Most of the bill itself also is classified, although some portions were made public. One provision requires reporting to the committees on whether intelligence agency employees are complying with protections for detainees from cruel, inhumane and degrading treatment. Another requires a report on the use of private contractors in intelligence work.
It is the first intelligence authorization conference bill Congress has produced in three years.
The White House threatened to veto the measure this week in a lengthy statement, highlighting more than 11 areas of disagreement with the bill.
The administration particularly opposes restricting the CIA to interrogation methods approved by the military in 2006. That document prohibits forcing detainees to be naked, perform sexual acts, or pose in a sexual manner; placing hoods or sacks over detainees' heads or duct tape over their eyes; beating, shocking, or burning detainees; threatening them with military dogs; exposing them to extreme heat or cold; conducting mock executions; depriving them of food, water, or medical care; and waterboarding.

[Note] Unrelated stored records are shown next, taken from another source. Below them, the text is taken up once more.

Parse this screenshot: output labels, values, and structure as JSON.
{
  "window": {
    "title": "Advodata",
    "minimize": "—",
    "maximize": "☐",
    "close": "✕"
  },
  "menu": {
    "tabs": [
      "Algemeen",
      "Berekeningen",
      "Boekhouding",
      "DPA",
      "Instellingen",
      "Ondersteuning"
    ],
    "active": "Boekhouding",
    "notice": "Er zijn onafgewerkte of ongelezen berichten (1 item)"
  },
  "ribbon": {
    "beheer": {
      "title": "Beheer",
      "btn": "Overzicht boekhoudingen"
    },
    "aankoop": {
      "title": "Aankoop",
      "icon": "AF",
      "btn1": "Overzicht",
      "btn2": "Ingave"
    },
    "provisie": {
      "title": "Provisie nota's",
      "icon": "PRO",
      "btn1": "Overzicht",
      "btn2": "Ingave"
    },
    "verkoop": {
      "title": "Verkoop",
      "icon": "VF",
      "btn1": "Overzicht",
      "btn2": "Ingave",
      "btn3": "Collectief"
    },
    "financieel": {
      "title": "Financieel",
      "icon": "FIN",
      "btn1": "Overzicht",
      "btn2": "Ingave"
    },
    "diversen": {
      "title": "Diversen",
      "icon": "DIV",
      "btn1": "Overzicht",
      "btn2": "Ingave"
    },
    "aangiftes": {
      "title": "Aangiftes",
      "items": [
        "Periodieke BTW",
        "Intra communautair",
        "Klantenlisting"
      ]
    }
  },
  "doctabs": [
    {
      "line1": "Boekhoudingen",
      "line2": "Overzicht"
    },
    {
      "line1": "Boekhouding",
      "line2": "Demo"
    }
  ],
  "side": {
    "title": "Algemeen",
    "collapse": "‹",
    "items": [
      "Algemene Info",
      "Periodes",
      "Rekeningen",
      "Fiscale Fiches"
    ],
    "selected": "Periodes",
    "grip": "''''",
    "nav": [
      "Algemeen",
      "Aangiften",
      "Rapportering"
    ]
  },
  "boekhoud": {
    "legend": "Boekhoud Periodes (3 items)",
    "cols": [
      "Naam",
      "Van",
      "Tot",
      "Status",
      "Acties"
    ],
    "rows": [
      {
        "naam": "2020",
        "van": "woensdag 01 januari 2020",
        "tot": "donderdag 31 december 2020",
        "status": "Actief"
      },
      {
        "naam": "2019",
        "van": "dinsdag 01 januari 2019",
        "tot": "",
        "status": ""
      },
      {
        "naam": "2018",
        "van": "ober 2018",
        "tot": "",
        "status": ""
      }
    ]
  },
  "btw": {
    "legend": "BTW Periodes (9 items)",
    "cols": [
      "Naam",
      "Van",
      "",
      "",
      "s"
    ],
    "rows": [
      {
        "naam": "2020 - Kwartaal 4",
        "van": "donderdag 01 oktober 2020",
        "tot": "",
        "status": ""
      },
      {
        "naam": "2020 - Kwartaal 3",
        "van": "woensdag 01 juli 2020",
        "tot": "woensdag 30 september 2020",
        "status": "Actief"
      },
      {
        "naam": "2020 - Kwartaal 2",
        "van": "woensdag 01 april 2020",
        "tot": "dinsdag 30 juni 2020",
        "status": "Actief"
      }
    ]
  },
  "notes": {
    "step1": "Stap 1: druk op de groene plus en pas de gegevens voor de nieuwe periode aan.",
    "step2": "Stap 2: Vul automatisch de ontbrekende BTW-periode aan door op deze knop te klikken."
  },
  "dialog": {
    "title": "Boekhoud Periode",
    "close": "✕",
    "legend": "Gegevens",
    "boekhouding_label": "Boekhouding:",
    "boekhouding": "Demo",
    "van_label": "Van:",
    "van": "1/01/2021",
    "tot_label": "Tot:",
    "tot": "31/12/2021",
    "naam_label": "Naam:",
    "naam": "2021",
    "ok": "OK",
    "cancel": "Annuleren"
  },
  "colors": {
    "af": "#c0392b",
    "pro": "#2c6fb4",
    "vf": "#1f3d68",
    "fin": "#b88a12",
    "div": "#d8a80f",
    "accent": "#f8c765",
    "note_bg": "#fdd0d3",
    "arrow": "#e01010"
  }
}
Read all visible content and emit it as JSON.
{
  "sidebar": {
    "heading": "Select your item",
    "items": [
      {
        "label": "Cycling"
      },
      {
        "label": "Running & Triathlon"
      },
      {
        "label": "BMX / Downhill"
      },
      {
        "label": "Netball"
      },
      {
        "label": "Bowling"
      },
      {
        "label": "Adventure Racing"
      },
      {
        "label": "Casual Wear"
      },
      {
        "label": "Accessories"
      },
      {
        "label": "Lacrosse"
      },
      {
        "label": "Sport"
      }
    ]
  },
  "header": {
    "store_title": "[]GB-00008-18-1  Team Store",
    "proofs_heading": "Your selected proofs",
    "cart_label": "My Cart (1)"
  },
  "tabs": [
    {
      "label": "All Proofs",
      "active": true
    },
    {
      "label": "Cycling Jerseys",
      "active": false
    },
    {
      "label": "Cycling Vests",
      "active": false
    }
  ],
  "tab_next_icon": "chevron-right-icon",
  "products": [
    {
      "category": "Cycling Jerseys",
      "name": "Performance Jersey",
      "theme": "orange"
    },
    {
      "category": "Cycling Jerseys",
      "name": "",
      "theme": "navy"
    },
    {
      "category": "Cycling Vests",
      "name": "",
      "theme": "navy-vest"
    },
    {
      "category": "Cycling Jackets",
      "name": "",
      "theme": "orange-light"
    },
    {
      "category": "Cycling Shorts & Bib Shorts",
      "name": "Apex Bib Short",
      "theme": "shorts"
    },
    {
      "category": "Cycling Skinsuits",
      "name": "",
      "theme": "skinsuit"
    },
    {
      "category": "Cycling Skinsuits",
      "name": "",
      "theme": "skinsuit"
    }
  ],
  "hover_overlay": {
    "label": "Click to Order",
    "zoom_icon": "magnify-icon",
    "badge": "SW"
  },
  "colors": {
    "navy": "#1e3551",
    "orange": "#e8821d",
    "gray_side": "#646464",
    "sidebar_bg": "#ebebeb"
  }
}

Waterboarding is a particularly harsh form of interrogation that involves strapping down a prisoner, covering his mouth with plastic or cloth and pouring water over his face. The prisoner quickly begins to inhale water, causing the sensation of drowning.
Well of course...
While we're at it, it appears that the CIA official who ordered the destruction of the Torture Tapes has lawyered up:
As spotted by TPMmuckraker in a NYTimes piece:
Mr. Rodriguez has hired Robert S. Bennett, a well-known Washington lawyer, to represent him in Congressional and Justice Department inquiries into his handling of the tapes.
Mr. Bennett has represented a number of high-profile clients — among them former President Bill Clinton, Caspar W. Weinberger, the former defense secretary, and Paul D. Wolfowitz, the former deputy defense secretary and World Bank president.